In the situation where you have a drum monitor that's constantly cutting out or distorting beyond sanity's capacity, just unplug it. Get up between songs and politely unplug the monitor so you don't have to scold the sound guy from across the room. It's ballsy, yet effective.

You just pulled up to a venue in the dead of winter. Your fingers are numb and cut up from grabbing gear out of the trailer and your guys are pissed off because you left early and didn't have time to stop at Taco Bell before the show. You want to get the hell out of the cold and into the venue to slowly thaw your body until you play. A simple solution? Pack your gear in the easiest and most accessible way you can.

If you don't have a hardware case, you're making life worse for you and the rest of the world. I still see bands pull up in their little cars and grab one stand at a time when loading into a venue. Just invest a few hundred bucks in a hardware case or even find a big bag at a military surplus store and shove all of your hardware into it. This step alone eliminates half of your load and helps you get to Taco Bell much sooner.

If you're not in Rush, you don't have more than five piece kit and the standard cymbal setup PLEASE GET RID OF YOUR RACK SYSTEM. If you're not familiar, the rack system is a huge metal monstrosity created to hold tons of stands and tricks people into thinking loading is easier. Every time we play a show with this kind of drummer, it takes them an extra ten minutes to get their kit off the stage. I can set up my whole kit in NASCAR speed while someone with a rack will slowly load out of their van and get all of their specifications to their liking. If you disagree with this, you probably wear drum gloves and use aluminum sticks. If that's the case, then I tip my hat to you and your lifestyle choice.

An alternative to individual drum cases is a drum boat.
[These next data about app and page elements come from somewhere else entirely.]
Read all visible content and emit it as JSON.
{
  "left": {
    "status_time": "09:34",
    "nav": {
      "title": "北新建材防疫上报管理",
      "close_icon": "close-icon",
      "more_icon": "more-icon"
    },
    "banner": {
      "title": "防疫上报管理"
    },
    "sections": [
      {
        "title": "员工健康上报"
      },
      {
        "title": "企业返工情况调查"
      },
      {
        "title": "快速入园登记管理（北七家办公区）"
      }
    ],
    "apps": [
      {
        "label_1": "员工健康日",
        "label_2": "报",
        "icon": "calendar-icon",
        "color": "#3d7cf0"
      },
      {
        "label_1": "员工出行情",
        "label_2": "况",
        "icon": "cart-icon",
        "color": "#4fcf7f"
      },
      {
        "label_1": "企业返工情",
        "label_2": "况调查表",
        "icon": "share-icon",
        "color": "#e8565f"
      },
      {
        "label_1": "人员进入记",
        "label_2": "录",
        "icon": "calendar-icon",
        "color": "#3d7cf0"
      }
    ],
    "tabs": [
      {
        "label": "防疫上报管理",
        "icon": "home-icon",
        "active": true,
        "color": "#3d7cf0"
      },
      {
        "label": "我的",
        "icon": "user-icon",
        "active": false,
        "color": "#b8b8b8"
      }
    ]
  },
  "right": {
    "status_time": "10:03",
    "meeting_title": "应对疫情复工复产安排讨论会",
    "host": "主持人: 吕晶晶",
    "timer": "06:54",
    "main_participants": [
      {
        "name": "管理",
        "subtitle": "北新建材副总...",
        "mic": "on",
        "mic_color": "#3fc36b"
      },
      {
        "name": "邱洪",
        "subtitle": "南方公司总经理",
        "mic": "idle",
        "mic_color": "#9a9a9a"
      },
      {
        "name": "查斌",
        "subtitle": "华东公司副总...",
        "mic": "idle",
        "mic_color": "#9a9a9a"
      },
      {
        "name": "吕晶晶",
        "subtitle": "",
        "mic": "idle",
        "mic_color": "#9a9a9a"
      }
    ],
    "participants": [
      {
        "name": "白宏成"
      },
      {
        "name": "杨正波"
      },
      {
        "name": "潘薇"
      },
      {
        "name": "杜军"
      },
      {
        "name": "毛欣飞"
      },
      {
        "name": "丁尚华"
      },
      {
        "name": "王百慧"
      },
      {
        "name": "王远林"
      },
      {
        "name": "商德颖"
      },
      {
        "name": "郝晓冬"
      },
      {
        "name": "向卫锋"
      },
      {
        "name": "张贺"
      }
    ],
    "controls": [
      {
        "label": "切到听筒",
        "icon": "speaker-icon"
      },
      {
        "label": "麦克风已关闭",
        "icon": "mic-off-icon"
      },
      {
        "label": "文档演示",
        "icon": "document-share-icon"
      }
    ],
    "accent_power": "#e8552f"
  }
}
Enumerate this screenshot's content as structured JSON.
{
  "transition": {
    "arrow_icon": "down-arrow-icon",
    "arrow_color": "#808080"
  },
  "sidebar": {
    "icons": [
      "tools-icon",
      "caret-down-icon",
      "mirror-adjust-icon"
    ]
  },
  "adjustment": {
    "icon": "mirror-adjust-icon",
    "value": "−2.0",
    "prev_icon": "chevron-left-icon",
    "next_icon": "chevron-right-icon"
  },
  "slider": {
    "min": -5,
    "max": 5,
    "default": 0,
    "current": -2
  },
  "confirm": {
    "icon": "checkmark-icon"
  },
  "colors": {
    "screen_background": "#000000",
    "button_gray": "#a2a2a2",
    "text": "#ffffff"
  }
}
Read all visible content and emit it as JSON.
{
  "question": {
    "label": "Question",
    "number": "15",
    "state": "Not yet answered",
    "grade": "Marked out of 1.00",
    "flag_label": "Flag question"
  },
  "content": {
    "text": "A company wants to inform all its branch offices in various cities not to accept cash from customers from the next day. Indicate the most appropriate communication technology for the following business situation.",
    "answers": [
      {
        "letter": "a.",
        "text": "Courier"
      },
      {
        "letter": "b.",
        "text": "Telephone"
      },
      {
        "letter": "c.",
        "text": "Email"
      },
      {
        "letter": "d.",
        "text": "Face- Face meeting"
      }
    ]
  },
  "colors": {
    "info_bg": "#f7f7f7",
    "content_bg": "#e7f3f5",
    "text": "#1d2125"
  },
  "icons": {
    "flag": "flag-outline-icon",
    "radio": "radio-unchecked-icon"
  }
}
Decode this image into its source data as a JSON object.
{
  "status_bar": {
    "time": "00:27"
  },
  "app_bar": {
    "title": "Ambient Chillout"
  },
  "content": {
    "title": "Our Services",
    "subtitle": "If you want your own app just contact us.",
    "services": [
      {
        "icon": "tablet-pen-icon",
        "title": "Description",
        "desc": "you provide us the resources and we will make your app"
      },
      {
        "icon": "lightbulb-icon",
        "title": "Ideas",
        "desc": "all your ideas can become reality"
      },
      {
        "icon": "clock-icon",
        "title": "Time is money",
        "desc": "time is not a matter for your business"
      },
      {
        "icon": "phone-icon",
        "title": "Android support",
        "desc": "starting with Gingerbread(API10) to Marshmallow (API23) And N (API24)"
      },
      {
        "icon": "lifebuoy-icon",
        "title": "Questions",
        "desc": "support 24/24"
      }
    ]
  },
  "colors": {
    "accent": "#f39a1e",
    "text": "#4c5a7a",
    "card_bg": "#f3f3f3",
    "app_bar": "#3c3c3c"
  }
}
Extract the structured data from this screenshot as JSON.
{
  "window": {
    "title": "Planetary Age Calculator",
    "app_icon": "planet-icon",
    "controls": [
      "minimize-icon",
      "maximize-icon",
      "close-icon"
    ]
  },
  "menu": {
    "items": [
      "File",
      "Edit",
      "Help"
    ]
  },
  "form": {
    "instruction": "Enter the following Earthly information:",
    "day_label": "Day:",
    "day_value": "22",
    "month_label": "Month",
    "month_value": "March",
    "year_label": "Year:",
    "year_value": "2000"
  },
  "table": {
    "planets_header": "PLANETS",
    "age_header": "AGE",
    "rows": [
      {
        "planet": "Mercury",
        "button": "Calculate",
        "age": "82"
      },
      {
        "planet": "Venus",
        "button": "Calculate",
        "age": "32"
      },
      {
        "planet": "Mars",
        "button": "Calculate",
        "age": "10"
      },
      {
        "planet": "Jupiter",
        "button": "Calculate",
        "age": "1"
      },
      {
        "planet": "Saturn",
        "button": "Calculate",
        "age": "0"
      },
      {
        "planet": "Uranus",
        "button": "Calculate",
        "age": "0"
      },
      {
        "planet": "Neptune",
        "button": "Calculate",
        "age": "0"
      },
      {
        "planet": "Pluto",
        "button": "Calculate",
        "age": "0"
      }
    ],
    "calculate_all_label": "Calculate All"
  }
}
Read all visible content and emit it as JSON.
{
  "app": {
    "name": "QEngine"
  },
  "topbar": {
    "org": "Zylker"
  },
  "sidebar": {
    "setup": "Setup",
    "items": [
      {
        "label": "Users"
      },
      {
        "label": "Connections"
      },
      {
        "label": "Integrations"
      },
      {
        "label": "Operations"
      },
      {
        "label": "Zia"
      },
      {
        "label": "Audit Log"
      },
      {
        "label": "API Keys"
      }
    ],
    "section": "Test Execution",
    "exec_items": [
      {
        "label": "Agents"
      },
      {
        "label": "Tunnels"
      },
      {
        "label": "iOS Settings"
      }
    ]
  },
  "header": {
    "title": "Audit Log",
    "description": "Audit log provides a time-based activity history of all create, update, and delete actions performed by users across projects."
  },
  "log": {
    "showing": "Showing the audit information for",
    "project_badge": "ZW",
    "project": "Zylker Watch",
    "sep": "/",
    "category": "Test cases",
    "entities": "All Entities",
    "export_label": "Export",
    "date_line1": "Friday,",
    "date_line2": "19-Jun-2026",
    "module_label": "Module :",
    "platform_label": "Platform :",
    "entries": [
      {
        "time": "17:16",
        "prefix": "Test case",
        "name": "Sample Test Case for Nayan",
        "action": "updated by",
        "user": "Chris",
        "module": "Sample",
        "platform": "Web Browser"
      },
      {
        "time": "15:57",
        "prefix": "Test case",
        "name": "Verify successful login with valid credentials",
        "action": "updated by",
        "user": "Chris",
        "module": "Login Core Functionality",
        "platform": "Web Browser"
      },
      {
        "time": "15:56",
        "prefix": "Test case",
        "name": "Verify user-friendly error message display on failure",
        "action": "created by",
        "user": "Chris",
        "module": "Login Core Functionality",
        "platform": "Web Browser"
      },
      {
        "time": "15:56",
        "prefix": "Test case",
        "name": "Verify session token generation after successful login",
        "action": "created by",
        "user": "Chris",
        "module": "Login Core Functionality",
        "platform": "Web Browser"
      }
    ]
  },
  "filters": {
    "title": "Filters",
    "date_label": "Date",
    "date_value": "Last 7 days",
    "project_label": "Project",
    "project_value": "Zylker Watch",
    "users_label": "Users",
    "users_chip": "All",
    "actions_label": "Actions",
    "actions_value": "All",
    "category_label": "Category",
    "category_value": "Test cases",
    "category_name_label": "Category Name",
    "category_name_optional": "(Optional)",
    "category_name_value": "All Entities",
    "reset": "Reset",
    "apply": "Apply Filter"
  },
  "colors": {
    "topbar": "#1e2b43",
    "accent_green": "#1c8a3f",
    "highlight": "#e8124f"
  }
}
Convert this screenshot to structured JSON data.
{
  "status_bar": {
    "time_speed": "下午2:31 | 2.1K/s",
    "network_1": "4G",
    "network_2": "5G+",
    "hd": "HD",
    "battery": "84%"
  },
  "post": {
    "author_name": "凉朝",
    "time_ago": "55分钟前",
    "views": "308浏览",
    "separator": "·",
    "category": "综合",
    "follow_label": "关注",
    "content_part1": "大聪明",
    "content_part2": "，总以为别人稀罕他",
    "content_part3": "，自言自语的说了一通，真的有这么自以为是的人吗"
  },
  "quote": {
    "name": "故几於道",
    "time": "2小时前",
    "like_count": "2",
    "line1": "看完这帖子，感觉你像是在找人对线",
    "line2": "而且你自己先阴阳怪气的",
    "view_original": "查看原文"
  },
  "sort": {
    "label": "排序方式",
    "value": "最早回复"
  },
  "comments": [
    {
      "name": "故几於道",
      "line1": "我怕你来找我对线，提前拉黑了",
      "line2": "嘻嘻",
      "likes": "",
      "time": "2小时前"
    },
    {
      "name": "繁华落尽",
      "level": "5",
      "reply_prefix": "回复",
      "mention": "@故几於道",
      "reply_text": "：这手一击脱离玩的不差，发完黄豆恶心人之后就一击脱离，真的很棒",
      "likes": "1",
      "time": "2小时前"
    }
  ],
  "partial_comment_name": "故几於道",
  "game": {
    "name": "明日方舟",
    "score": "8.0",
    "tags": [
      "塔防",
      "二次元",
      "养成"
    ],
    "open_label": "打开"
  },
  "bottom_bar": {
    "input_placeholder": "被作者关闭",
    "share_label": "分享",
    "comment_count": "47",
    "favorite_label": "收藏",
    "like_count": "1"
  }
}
A drum boat is a big case that fits all of your drums and cymbals. If you're playing bigger venues you can roll the sucker in, but if you're doing smaller shows just keep the boat in your trailer and load out from there! Your band members will understand its simplicity because each piece of gear will have it's spot and it will make them more inclined to help you load in and out if you're busy or running late. Stack your drums when you load in and out if you choose this method. I can get my whole kit in three trips now when I'm not pushing my whole drum boat.

It's quicker to set up your whole kit right when you get to the venue than to share a kit and have to adjust all of the stands and replace the cymbals, snare and pedals. The second I get to a show I get everything set up perfectly, tune my kit before anyone is around so I don't annoy them, then shove it into a corner so it's out of everyone's way and ready to grab for our set. I've shared too many kits in my life and will always choose the extra loading step than the inconvenience of readjusting someone else's setup. If it's a house show or situation where you literally cannot fit more gear inside then sharing a kit is the best bet.

When you're done playing you should NEVER EVER EVER TAKE YOUR CYMBALS OFF FIRST. Take the mics off of the drums then grab the stands with everything still connected and load off the stage. You're not only helping yourself load out quicker, but speeding up the changeover process and helping the other band get on in time. If you play last, you're helping the venue staff get home sooner so they don't have to babysit for an extra hour while you schmooze and fart around. I worked at a venue for years and time management is the key to a successful show.

  2014 Progressive Edge Records